The exemptions are for medical reasons, or for dogs that are likely to be ‘worked’, where evidence to prove these ambitions can be provided to a registered veterinary surgeon. The prooceedure must be carried out no later than 5 days of age by a vet, and with appropriate anaesthetic and sterilisation. For more information on the details go to DEFRA’s website

The objections to the ban often come from show dog owners who are used to having their dogs look a certain way, or working dog owners who are convinced that undocked tails will  become entangled in brambles and the like during work.

To the first group of people I wouldn’t bother arguing, as to put it bluntly, logical argument must elude them. To submit a dog in the early stages of life to unnecessary cosmetic mutilation is backwards. It impairs the dogs ability to communicate in later life and is a serious procedure in terms of possible complications.

To the second group, I always wondered why long haired dogs were selected to work- yet long locks aren’t trimmed to prevent ensnaring the legs. If it were such a problem as to demand such a ruthless resolve, I wonder why the long haired trait wasn’t selected against in breeds such as the springer spaniel?

Too little space to cover all sides of both arguments here, so if you have any thoughts, please feel free to leave a comment.

Picture from http://www.coloribus.com

Animal Testing

15/12/11

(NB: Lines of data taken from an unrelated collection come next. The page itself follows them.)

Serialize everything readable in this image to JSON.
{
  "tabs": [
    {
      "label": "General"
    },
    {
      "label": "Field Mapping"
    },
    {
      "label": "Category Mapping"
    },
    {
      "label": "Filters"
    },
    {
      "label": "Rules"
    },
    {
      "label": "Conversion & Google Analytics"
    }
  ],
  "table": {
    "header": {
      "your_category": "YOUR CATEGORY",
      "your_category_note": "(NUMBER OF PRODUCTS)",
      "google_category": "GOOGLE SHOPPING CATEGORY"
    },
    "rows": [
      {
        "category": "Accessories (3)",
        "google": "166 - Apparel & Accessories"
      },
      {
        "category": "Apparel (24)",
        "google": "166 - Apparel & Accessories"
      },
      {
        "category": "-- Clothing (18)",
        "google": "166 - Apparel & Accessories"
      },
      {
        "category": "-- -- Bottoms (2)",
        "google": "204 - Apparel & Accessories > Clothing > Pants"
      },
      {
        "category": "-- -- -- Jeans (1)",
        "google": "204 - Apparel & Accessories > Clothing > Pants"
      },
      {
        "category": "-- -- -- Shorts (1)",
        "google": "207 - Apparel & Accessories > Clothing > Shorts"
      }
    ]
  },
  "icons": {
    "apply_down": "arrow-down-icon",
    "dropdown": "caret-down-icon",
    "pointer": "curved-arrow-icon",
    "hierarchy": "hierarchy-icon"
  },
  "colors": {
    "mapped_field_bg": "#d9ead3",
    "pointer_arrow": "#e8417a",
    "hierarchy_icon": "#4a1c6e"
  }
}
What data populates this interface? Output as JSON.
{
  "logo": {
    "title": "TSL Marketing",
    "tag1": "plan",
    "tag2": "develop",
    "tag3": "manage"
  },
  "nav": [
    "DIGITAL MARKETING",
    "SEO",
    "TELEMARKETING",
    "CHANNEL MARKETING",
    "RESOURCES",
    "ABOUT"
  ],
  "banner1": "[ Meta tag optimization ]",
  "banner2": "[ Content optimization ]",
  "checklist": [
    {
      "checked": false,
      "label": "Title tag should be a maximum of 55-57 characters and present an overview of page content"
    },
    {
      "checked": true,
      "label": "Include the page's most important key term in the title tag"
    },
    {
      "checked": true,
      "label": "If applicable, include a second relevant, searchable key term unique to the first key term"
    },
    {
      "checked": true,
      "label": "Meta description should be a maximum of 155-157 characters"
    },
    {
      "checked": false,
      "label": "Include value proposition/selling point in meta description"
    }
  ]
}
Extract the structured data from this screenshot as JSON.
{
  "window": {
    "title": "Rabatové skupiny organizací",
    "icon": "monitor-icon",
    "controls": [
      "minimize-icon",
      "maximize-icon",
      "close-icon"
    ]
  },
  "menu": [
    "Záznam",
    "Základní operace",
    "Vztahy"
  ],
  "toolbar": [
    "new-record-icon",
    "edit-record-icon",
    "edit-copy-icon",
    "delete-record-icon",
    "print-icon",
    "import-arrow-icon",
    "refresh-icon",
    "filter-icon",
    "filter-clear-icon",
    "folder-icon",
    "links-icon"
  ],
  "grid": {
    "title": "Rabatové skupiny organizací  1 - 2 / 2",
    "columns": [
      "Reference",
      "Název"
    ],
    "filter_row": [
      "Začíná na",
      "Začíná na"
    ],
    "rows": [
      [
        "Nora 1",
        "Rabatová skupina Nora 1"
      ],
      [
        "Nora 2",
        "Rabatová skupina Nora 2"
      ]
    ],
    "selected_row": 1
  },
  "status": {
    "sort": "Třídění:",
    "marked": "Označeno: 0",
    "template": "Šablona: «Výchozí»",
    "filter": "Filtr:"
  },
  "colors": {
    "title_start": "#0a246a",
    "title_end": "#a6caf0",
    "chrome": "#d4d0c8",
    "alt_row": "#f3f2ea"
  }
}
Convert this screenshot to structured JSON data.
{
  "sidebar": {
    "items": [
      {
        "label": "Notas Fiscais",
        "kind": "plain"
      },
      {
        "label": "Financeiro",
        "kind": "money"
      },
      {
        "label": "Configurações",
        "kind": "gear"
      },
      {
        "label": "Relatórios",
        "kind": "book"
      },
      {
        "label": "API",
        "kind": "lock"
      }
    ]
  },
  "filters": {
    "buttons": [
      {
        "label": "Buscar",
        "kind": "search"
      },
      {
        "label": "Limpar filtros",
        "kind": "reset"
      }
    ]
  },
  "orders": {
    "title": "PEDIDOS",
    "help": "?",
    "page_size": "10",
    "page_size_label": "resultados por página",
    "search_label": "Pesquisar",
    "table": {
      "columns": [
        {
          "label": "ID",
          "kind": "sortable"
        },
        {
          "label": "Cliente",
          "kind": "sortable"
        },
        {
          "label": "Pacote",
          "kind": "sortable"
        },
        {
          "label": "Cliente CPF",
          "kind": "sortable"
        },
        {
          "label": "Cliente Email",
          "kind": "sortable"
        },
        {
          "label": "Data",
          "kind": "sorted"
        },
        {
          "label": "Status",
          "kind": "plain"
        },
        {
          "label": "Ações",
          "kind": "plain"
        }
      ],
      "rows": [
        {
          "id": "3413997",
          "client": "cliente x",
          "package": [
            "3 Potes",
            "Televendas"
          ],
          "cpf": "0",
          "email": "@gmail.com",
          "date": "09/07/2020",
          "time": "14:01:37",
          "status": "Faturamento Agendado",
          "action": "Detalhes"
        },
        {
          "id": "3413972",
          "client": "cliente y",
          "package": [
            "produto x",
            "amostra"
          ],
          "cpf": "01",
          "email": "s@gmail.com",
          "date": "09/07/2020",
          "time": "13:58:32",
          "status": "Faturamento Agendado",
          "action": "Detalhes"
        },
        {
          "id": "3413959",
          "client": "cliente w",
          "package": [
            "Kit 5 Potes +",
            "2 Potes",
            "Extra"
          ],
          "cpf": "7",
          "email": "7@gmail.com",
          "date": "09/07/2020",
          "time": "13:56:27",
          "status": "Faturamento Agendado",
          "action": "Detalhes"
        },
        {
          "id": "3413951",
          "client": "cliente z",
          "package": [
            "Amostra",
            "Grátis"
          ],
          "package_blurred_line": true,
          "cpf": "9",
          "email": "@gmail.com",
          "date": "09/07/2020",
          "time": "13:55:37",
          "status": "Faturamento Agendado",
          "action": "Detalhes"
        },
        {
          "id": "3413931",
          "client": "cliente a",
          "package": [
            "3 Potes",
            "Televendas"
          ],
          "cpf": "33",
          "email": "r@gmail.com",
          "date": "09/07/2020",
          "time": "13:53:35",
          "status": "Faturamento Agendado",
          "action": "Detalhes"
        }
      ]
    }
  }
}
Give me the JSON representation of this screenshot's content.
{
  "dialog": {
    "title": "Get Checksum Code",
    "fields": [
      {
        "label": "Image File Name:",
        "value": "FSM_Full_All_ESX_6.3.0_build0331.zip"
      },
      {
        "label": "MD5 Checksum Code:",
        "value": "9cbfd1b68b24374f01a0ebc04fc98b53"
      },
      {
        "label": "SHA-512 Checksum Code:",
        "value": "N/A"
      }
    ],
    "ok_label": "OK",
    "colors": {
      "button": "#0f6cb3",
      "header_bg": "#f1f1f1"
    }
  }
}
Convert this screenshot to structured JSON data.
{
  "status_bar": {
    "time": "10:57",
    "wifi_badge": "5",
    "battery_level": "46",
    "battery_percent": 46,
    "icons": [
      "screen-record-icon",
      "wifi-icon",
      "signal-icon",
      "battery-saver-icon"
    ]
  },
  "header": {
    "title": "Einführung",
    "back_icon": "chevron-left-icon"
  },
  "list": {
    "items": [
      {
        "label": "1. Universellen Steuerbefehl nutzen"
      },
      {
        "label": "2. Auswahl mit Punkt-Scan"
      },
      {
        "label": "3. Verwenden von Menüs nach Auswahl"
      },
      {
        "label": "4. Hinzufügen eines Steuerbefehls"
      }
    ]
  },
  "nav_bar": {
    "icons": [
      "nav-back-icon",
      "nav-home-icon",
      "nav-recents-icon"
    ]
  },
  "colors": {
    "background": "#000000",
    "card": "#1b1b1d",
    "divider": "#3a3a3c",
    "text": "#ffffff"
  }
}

In the UK it is illegal to test cosmetic products on animals. In the UK its is also ilegal to sell a synthetic cosmetic product if it has not been tested on animals. Just thought I’d point that out.